There’s no question that the nation’s largest wireless network operator stumbled out of the gate in 2017. Verizon posted a net loss of 289,000 postpaid phone customers, and it was on pace to lose nearly 400,000 customers before finally joining the unlimited-data bandwagon that it had long eschewed.
Its financial results also disappointed, prompting Craig Moffett of MoffettNathanson to claim that “Verizon missed. On almost every metric.”
Verizon shouldn’t feel pressured into a shotgun wedding with another media company or cable operator, though, Moffett said.

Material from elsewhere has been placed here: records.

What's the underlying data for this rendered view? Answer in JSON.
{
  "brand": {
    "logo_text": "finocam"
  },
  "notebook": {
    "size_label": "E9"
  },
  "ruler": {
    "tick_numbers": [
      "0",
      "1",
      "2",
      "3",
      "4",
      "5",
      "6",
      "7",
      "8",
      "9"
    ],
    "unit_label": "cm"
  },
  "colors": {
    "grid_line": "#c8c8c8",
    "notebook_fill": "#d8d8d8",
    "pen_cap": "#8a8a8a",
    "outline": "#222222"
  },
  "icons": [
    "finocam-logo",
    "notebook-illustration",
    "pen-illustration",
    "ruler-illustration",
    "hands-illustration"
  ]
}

“Verizon has become something close to a pure-play wireless operator, and the wireless business is not a happy place. Today’s Verizon results were very poor,” Moffett wrote in a note to investors. “So it isn’t hard to imagine that the pressure on Verizon to do a deal—any deal—is very real.
“But for all that, we still can’t help but to be skeptical about all the speculation. We’ve already weighed in on the possibility of a Charter deal (we don’t think Verizon could afford it even if they wanted to). We don’t see a Comcast deal as in the cards either … They’ve said they don’t love the idea of a Disney or CBS deal, either. Oh, and we don’t think they have the balance sheet for a giant non-cash-producing spectrum deal with Dish.”
Moffett’s note threw a bit of cold water on speculation that has run rampant on potential Verizon M&A activity following comments CEO Lowell McAdam made earlier this week. McAdam made headlines when he said the company would be open to discuss merging with Disney, Comcast or CBS, although in a separate interview he downplayed the idea of a tie-up with a cable operator.
Like its rival AT&T, Verizon has moved aggressively to expand its business beyond its core wireless services: Among other deals, it recently agreed to spend $4.48 billion to acquire Yahoo and it closed a $1.8 billion buyout of XO Communications in a deal centered on spectrum.
Such moves aren’t paying huge dividends yet, Jennifer Fritzsche noted, but Verizon may be more focused on cultivating its latest acquisitions than spending billions more to add to its empire—for now, at least.
“Verizon’s emerging business lines, including digital media and internet of things, continued solid growth, but are not yet scaled large enough to contribute meaningfully to earnings,” Fritzsche wrote as she lowered Wells Fargo’s 2017 revenue estimate for Verizon by $700 million. “We think chatter of potential M&A may be overblown, although we believe Verizon will opportunistically assess its options if the wireless business does not improve.”